"He was most effective picking apart the three reporters whose recollections contradict Libby's. He suggested that Tim Russert had the faulty memory. The host of Meet the Press says he didn't tell Libby about Wilson's wife because he didn't know about her status as a CIA employee, but Wells argued that Russert may have been in a position to have known. David Gregory, the NBC White House reporter who works with Russert, had been told by White House spokesman Ari Fleischer that Wilson's wife worked at the CIA. Wells argued that Gregory or his colleague Andrea Mitchell, who also claimed to know, would have passed this information on to Russert before he had his conversation with Libby.
"Wells pointed out that Matt Cooper, my former Time colleague, had extensive notes about his interview with Karl Rove, who passed along the information about Wilson's wife, but had no record of Libby's secondary role in confirming that information.
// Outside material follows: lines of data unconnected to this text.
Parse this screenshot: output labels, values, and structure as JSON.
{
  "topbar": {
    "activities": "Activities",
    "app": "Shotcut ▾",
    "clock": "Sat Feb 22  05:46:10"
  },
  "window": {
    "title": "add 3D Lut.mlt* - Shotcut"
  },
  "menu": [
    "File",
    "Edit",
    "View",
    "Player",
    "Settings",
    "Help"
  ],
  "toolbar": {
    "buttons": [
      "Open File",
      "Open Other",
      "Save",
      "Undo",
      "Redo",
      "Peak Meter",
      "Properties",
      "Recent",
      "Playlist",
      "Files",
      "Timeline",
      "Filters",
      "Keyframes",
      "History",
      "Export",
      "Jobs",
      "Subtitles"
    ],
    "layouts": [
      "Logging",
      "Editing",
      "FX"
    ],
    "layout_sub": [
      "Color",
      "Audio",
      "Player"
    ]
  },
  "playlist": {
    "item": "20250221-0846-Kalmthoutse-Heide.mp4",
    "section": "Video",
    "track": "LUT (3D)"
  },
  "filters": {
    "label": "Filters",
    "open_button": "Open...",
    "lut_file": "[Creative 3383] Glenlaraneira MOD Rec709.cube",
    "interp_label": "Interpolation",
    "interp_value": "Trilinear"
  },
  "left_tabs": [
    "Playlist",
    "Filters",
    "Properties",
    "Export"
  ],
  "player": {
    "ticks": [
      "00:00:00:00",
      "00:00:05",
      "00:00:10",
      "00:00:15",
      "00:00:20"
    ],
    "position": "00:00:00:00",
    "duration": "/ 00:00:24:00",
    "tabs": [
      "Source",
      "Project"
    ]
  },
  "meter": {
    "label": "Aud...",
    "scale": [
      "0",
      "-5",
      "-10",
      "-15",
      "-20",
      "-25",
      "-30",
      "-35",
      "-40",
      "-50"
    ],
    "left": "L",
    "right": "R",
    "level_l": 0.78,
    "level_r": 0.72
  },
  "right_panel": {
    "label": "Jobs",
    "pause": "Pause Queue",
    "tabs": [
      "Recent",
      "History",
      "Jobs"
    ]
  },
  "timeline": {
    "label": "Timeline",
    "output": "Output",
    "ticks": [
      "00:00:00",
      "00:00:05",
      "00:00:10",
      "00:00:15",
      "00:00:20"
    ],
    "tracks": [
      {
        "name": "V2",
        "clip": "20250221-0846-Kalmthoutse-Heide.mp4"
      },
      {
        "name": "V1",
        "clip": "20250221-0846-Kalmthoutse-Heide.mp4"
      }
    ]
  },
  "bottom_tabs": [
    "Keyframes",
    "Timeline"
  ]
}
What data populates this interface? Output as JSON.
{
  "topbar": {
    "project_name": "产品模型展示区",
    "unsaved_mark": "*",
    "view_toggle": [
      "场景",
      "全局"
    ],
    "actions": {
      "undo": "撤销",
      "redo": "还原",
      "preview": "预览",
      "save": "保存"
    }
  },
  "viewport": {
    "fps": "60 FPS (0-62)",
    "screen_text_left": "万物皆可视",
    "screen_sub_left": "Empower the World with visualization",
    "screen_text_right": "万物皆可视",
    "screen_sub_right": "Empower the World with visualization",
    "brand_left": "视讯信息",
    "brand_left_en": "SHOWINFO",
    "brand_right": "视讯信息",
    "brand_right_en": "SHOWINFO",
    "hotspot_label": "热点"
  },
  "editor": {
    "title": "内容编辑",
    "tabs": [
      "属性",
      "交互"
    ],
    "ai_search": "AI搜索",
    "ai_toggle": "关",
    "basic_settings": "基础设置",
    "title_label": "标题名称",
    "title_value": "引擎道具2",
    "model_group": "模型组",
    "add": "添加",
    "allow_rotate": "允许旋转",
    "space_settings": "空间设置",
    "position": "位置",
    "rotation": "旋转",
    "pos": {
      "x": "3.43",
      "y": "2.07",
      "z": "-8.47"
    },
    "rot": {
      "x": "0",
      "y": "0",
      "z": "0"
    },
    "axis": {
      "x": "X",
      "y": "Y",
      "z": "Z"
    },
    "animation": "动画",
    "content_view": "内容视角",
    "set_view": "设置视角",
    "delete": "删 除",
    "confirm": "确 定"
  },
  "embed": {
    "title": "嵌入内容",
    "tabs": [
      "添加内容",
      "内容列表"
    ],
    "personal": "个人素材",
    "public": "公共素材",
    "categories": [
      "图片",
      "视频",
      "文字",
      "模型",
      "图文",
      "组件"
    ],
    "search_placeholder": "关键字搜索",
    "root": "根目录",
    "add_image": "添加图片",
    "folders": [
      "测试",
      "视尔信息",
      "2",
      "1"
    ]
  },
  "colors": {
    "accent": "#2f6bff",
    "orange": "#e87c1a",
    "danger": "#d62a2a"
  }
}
To discredit Judith Miller, Wells relied on the former New York Times reporter's own testimony, in which she repeatedly referred to her bad memory, tendency to conflate events, and fuzziness about details."
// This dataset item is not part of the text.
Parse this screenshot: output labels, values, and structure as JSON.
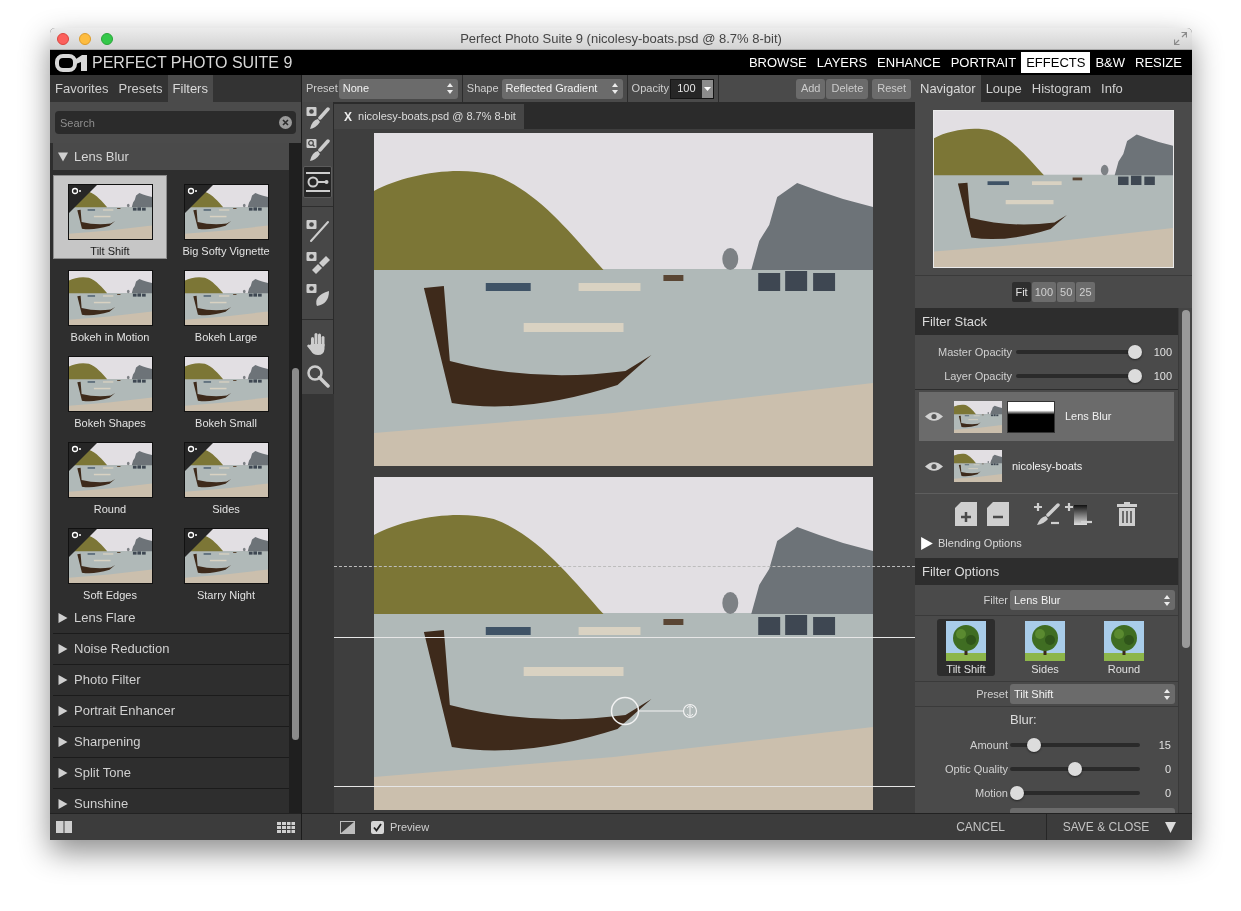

The question looming over this for journalists is how their testimony will affect their credibility as reporters. One could argue that Judith Miller's credibility as a journalist was toast long before the indictment came down. What is most disconcerting, especially if you were one of her editors at the New York Times is this statement: "Wells relied on the former New York Times reporter's own testimony, in which she repeatedly referred to her bad memory, tendency to conflate events, and fuzziness about details."
On another note, one of Libby's boyhood chums penned this piece for Salon. It's a bit gushing and well-timed to make him seem more human, more vulnerable. At one point, author Nick Bromell likens Libby and the tragedy he now faces to that of Isabel Archer in Henry James' "Portrait of a Lady."
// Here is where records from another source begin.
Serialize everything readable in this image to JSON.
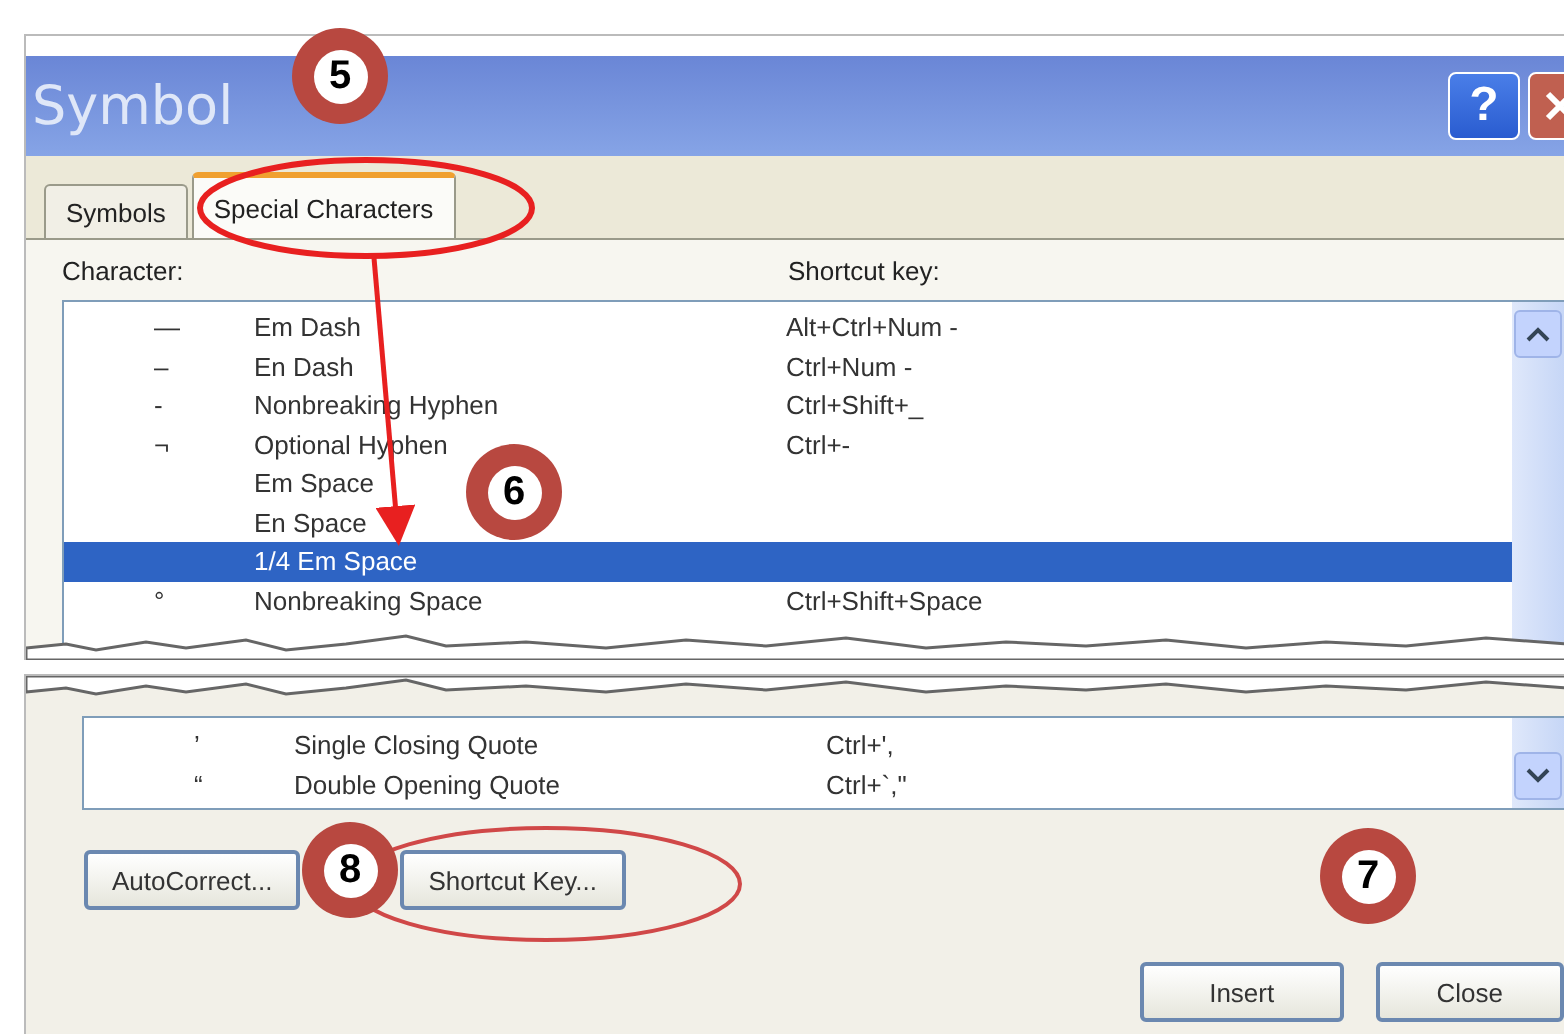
{
  "window": {
    "title": "Symbol",
    "help_label": "?"
  },
  "tabs": [
    {
      "label": "Symbols",
      "selected": false
    },
    {
      "label": "Special Characters",
      "selected": true
    }
  ],
  "columns": [
    "Character:",
    "Shortcut key:"
  ],
  "rows": [
    {
      "symbol": "—",
      "name": "Em Dash",
      "shortcut": "Alt+Ctrl+Num -",
      "selected": false
    },
    {
      "symbol": "–",
      "name": "En Dash",
      "shortcut": "Ctrl+Num -",
      "selected": false
    },
    {
      "symbol": "-",
      "name": "Nonbreaking Hyphen",
      "shortcut": "Ctrl+Shift+_",
      "selected": false
    },
    {
      "symbol": "¬",
      "name": "Optional Hyphen",
      "shortcut": "Ctrl+-",
      "selected": false
    },
    {
      "name": "Em Space",
      "selected": false
    },
    {
      "name": "En Space",
      "selected": false
    },
    {
      "name": "1/4 Em Space",
      "selected": true
    },
    {
      "symbol": "°",
      "name": "Nonbreaking Space",
      "shortcut": "Ctrl+Shift+Space",
      "selected": false
    }
  ],
  "lower_rows": [
    {
      "symbol": "’",
      "name": "Single Closing Quote",
      "shortcut": "Ctrl+',",
      "selected": false
    },
    {
      "symbol": "“",
      "name": "Double Opening Quote",
      "shortcut": "Ctrl+`,\"",
      "selected": false
    }
  ],
  "option_buttons": [
    "AutoCorrect...",
    "Shortcut Key..."
  ],
  "dialog_buttons": [
    "Insert",
    "Close"
  ],
  "callouts": [
    {
      "label": "5"
    },
    {
      "label": "6"
    },
    {
      "label": "7"
    },
    {
      "label": "8"
    }
  ]
}
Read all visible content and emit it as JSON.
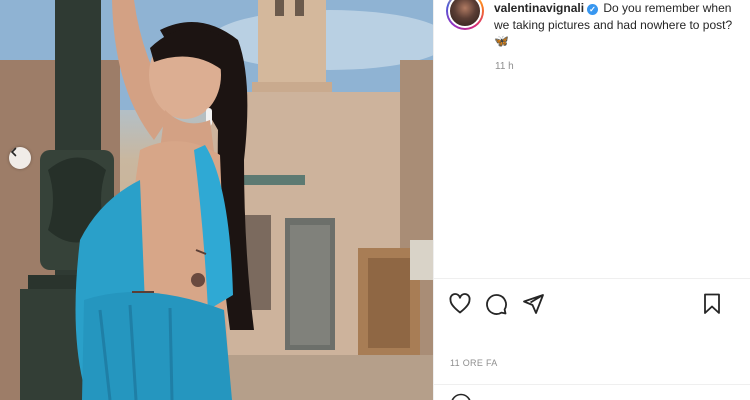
{
  "post": {
    "username": "valentinavignali",
    "verified": true,
    "caption": "Do you remember when we taking pictures and had nowhere to post? 🦋",
    "caption_time": "11 h",
    "post_time": "11 ORE FA"
  },
  "icons": {
    "carousel_prev": "chevron-left-icon",
    "like": "heart-icon",
    "comment": "comment-icon",
    "share": "paper-plane-icon",
    "save": "bookmark-icon",
    "emoji": "smiley-icon"
  },
  "colors": {
    "accent": "#3897f0",
    "muted_text": "#8e8e8e",
    "dress": "#2aa0c9"
  }
}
But it was hard not to pause at this remark:
"Always the model student without a single demerit to blot his report card, he suddenly finds himself an accused felon. While the men who benefited from his desire to serve them are still at their desks and phones across the Potomac River, Scooter is looking in the mirror, knotting his tie, and preparing himself for another day in court. It's understandable that he would regard himself as a victim of his superiors. He is one. But it's also telling that the villain his lawyers point toward is Karl Rove, not the master himself, Dick Cheney. Betrayed or not, Scooter's loyalty endures."